Over decades, Mexican film producer Jacque Gelman and his wife, Natasha Gelman, built one of the world’s most significant private collections of Mexican art.
Now the Nelson-Atkins Museum of Art’s Stephanie Fox Knappe explores their treasure trove in a talk complementing the museum’s exhibit Frida Kahlo, Diego Rivera and Masterpieces of Modern Mexico from the Jacques and Natasha Gelman Collection on display through August 18, 2013.
Library director Crosby Kemper III holds a public conversation with NCTQ President Kate Walsh about the recently released Teacher Prep Review: A Review of the Nation’s Teacher Prep Programs.
Once the world leader in education, the United States has slipped well into the middle of the pack. While there is no shortage of causes for America’s educational decline - budget cutbacks, poverty, crowded classrooms, and shorter school years – a prime culprit is teacher education, according to a major new study by the National Council on Teacher Quality (NCTQ).
Bev Chapman screens and discusses her new documentary about Nawang Gombu, who became the first man to twice scale Mount Everest, pioneered a safer style of mountaineering in the Himalayas, and became a champion of Sherpa culture.
Heart of a Tiger was filmed in Colorado, Washington state, California, Switzerland, Austria, and India, and features early mountaineers like Jim Whittaker, “Bull” Kumar, and Jim Wickwire.
Chapman was for 26 years a reporter for KMBC-TV. She retired in 2010.
As the man behind Communism, Karl Marx has been revered as a prophet and blamed for some of the darkest atrocities of modern times. In his new biography of Marx, Jonathan Sperber challenges many of our misconceptions about this political firebrand-turned-London-émigré-journalist, presenting Marx’s personal story within the larger historical stage of a European continent roiling with political and social unrest.
Sperber is the Curators’ Professor of History at the University of Missouri.
Homer Plessy—a man of seven-eighths Caucasian descent and one-eighth African descent who was nevertheless considered black under Louisiana law—boarded a train car reserved for whites and was promptly arrested. Hearing the appeal of his conviction, the U.S. Supreme Court in 1896 upheld the Louisiana statute, thus ushering in a half-century of legally sanctioned segregation under the "separate but equal" doctrine.

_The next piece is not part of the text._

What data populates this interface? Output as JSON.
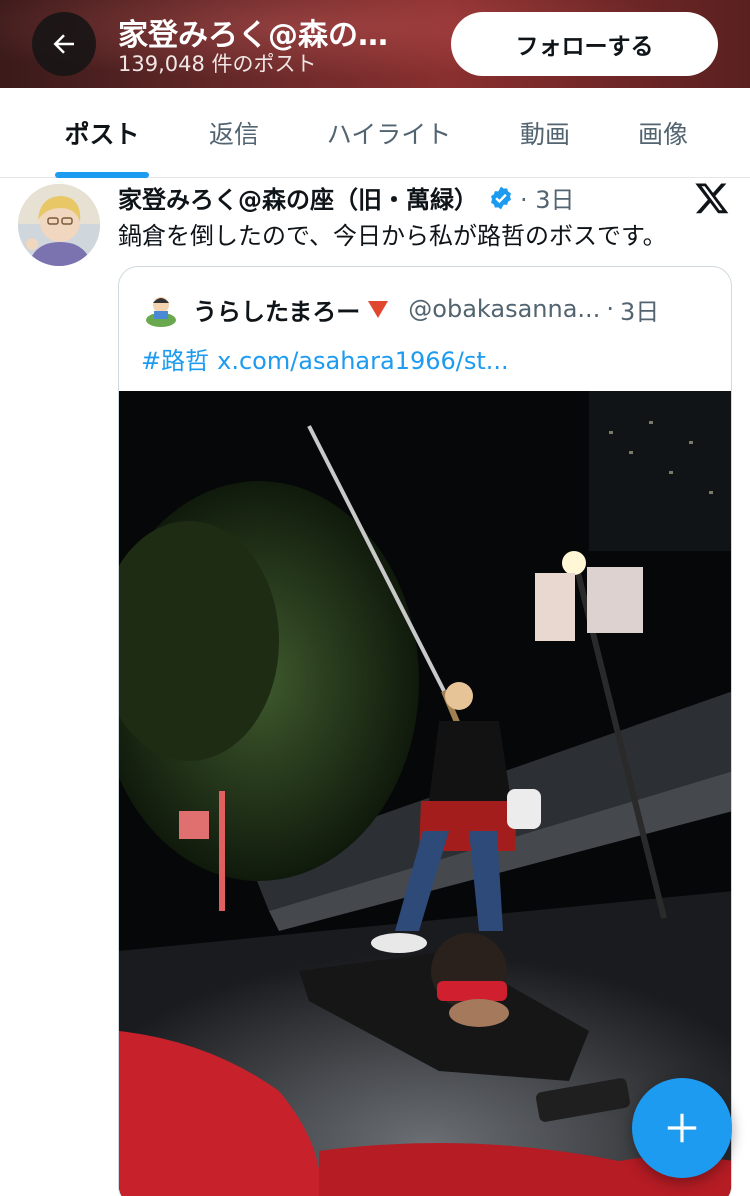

Williamjames Hull Hoffer examines that controversial decision and its repercussions in a discussion of his book about the landmark case. Hoffer is associate professor of history at Seton Hall University.

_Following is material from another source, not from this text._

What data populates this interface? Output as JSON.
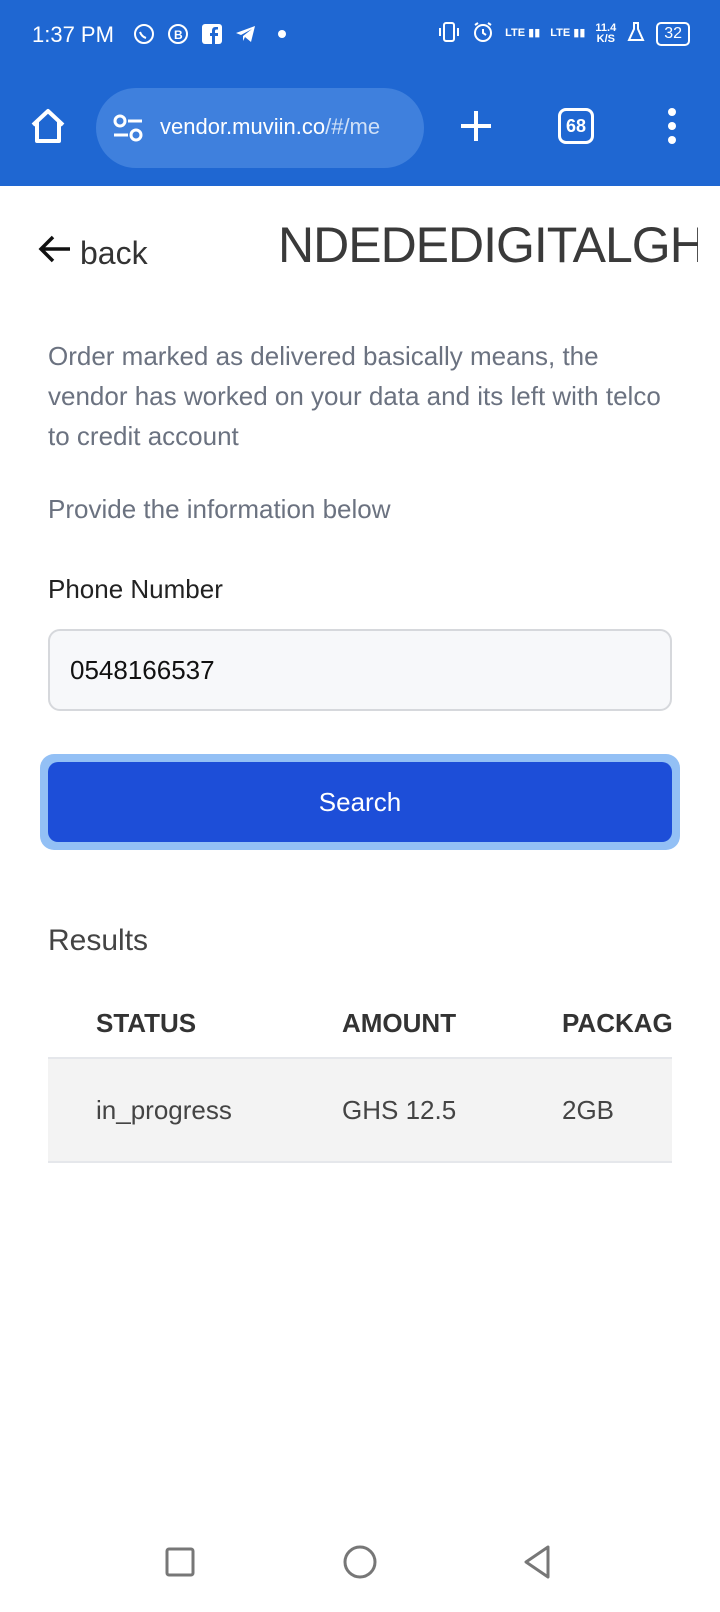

Arguments may ensue on the merits of individual barbecue joints, but no one disputes the extent that the “culture” of B-B-Q has helped define everyday life in Kansas City.
Local filmmakers Kevin Fossland and Martin Diggs are currently filming The Kansas City Barbecue Documentary, which chronicles the city’s cherished barbecue culture. They will share their initial findings and conversations with the people behind the countless competitions, secret sauce, and elaborate tailgating parties.
For the first program Annette Thomas, member of the Historic Kansas City Foundation, discusses the transformation of the old Kansas City Public Library (1897-1960) on 9th Street into the Ozark National Life Insurance Building. This was the topic of her 1997 master’s thesis at UMKC.
Part of the 2013 Off-the-Wall Film Series featuring comedies starring Kansas City native Paul Rudd. Rudd shot into the comedy stratosphere playing Peter, a painfully uncool guy desperate to strike up a friendship with the hip Sydney (Jason Segal). The film was noteworthy for Rudd’s off-the-charts comedy improvisations. With Rashida Jones. This title is recommended for adult audiences only.
Military historian Terry Beckenbaugh examines the failed 1863 attack on the Confederacy’s Fort Wagner on Charleston Harbor – an incident that provided further evidence to both the North and South that African-American troops were ready to fight and die for the Union cause.
Beckenbaugh is an assistant professor in the Department of Military History at the U.S. Army Command and General Staff College at Fort Leavenworth.
Co-sponsored by the U.S. Army Command and General Staff College Foundation.